Exercise goal: All of the entries below should be returned verbatim, apart from the pictures.

- Opening Delimiter -

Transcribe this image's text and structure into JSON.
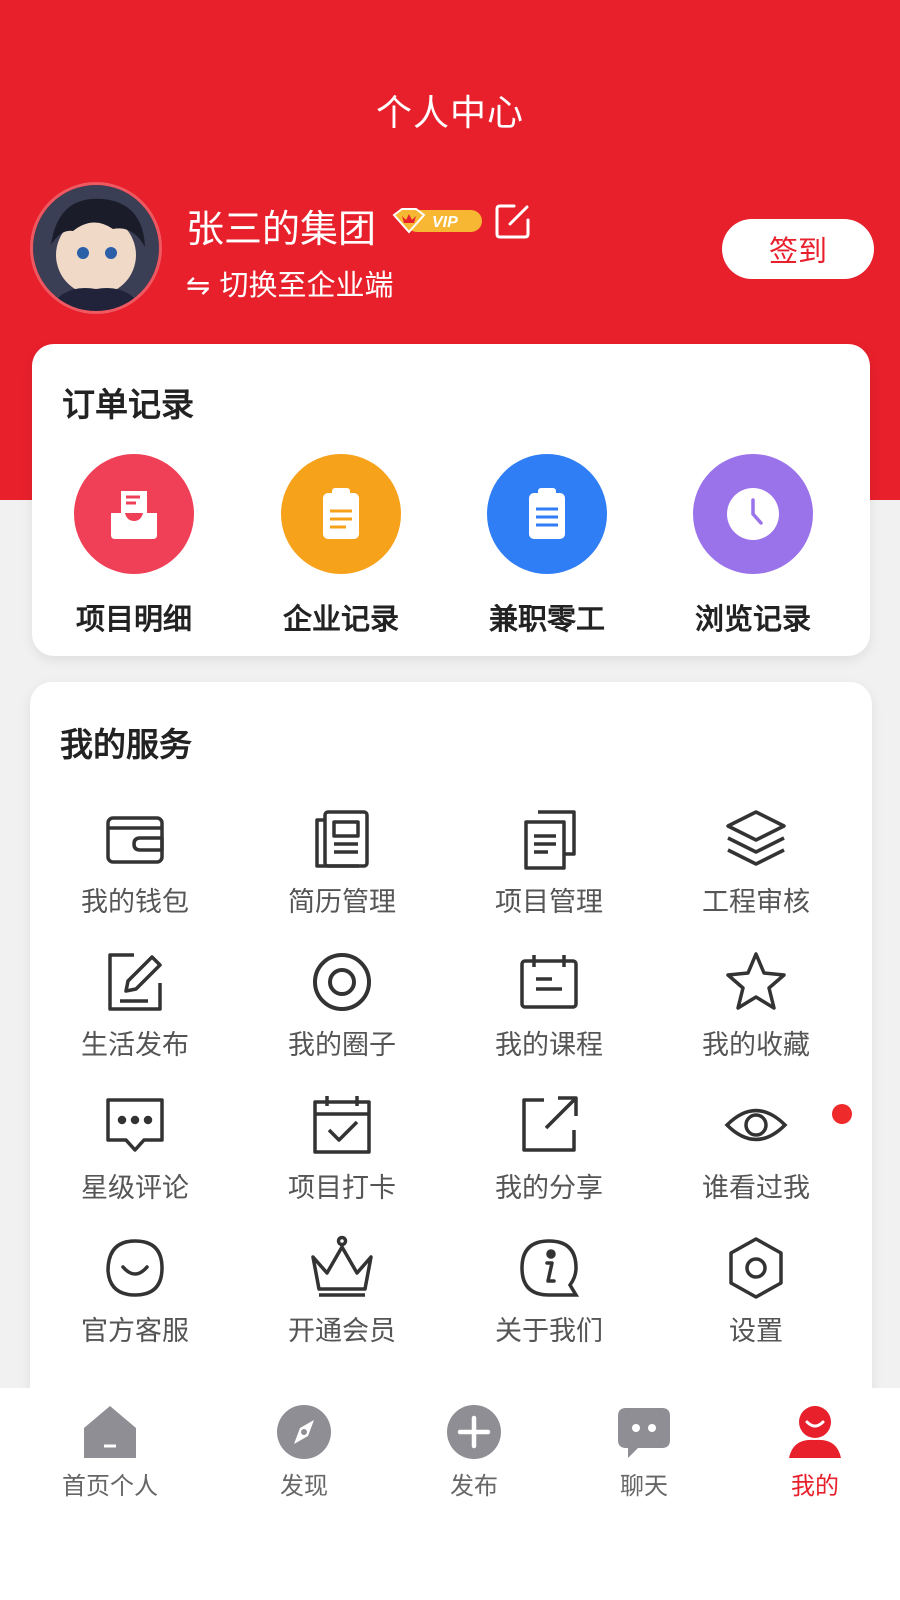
{
  "header": {
    "title": "个人中心",
    "user_name": "张三的集团",
    "vip_text": "VIP",
    "switch_text": "⇋ 切换至企业端",
    "signin_label": "签到"
  },
  "orders": {
    "title": "订单记录",
    "items": [
      {
        "label": "项目明细",
        "icon": "inbox-icon",
        "color": "#f04057"
      },
      {
        "label": "企业记录",
        "icon": "clipboard-icon",
        "color": "#f7a21b"
      },
      {
        "label": "兼职零工",
        "icon": "clipboard-list-icon",
        "color": "#2f7ef5"
      },
      {
        "label": "浏览记录",
        "icon": "clock-icon",
        "color": "#9a73ea"
      }
    ]
  },
  "services": {
    "title": "我的服务",
    "items": [
      {
        "label": "我的钱包",
        "icon": "wallet-icon"
      },
      {
        "label": "简历管理",
        "icon": "resume-icon"
      },
      {
        "label": "项目管理",
        "icon": "documents-icon"
      },
      {
        "label": "工程审核",
        "icon": "layers-icon"
      },
      {
        "label": "生活发布",
        "icon": "edit-icon"
      },
      {
        "label": "我的圈子",
        "icon": "circle-target-icon"
      },
      {
        "label": "我的课程",
        "icon": "calendar-icon"
      },
      {
        "label": "我的收藏",
        "icon": "star-icon"
      },
      {
        "label": "星级评论",
        "icon": "comment-icon"
      },
      {
        "label": "项目打卡",
        "icon": "calendar-check-icon"
      },
      {
        "label": "我的分享",
        "icon": "share-icon"
      },
      {
        "label": "谁看过我",
        "icon": "eye-icon"
      },
      {
        "label": "官方客服",
        "icon": "customer-service-icon"
      },
      {
        "label": "开通会员",
        "icon": "crown-icon"
      },
      {
        "label": "关于我们",
        "icon": "info-icon"
      },
      {
        "label": "设置",
        "icon": "settings-icon"
      }
    ]
  },
  "tabbar": {
    "items": [
      {
        "label": "首页个人",
        "icon": "home-icon"
      },
      {
        "label": "发现",
        "icon": "compass-icon"
      },
      {
        "label": "发布",
        "icon": "plus-icon"
      },
      {
        "label": "聊天",
        "icon": "chat-icon"
      },
      {
        "label": "我的",
        "icon": "profile-icon",
        "active": true
      }
    ]
  },
  "colors": {
    "brand_red": "#e8202c",
    "badge_gold": "#f7b733",
    "tab_inactive": "#8e8e94"
  }
}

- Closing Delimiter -

Written solution:
Transcribe this image's text and structure into JSON.
{
  "header": {
    "title": "个人中心",
    "user_name": "张三的集团",
    "vip_text": "VIP",
    "switch_text": "⇋ 切换至企业端",
    "signin_label": "签到"
  },
  "orders": {
    "title": "订单记录",
    "items": [
      {
        "label": "项目明细",
        "icon": "inbox-icon",
        "color": "#f04057"
      },
      {
        "label": "企业记录",
        "icon": "clipboard-icon",
        "color": "#f7a21b"
      },
      {
        "label": "兼职零工",
        "icon": "clipboard-list-icon",
        "color": "#2f7ef5"
      },
      {
        "label": "浏览记录",
        "icon": "clock-icon",
        "color": "#9a73ea"
      }
    ]
  },
  "services": {
    "title": "我的服务",
    "items": [
      {
        "label": "我的钱包",
        "icon": "wallet-icon"
      },
      {
        "label": "简历管理",
        "icon": "resume-icon"
      },
      {
        "label": "项目管理",
        "icon": "documents-icon"
      },
      {
        "label": "工程审核",
        "icon": "layers-icon"
      },
      {
        "label": "生活发布",
        "icon": "edit-icon"
      },
      {
        "label": "我的圈子",
        "icon": "circle-target-icon"
      },
      {
        "label": "我的课程",
        "icon": "calendar-icon"
      },
      {
        "label": "我的收藏",
        "icon": "star-icon"
      },
      {
        "label": "星级评论",
        "icon": "comment-icon"
      },
      {
        "label": "项目打卡",
        "icon": "calendar-check-icon"
      },
      {
        "label": "我的分享",
        "icon": "share-icon"
      },
      {
        "label": "谁看过我",
        "icon": "eye-icon"
      },
      {
        "label": "官方客服",
        "icon": "customer-service-icon"
      },
      {
        "label": "开通会员",
        "icon": "crown-icon"
      },
      {
        "label": "关于我们",
        "icon": "info-icon"
      },
      {
        "label": "设置",
        "icon": "settings-icon"
      }
    ]
  },
  "tabbar": {
    "items": [
      {
        "label": "首页个人",
        "icon": "home-icon"
      },
      {
        "label": "发现",
        "icon": "compass-icon"
      },
      {
        "label": "发布",
        "icon": "plus-icon"
      },
      {
        "label": "聊天",
        "icon": "chat-icon"
      },
      {
        "label": "我的",
        "icon": "profile-icon",
        "active": true
      }
    ]
  },
  "colors": {
    "brand_red": "#e8202c",
    "badge_gold": "#f7b733",
    "tab_inactive": "#8e8e94"
  }
}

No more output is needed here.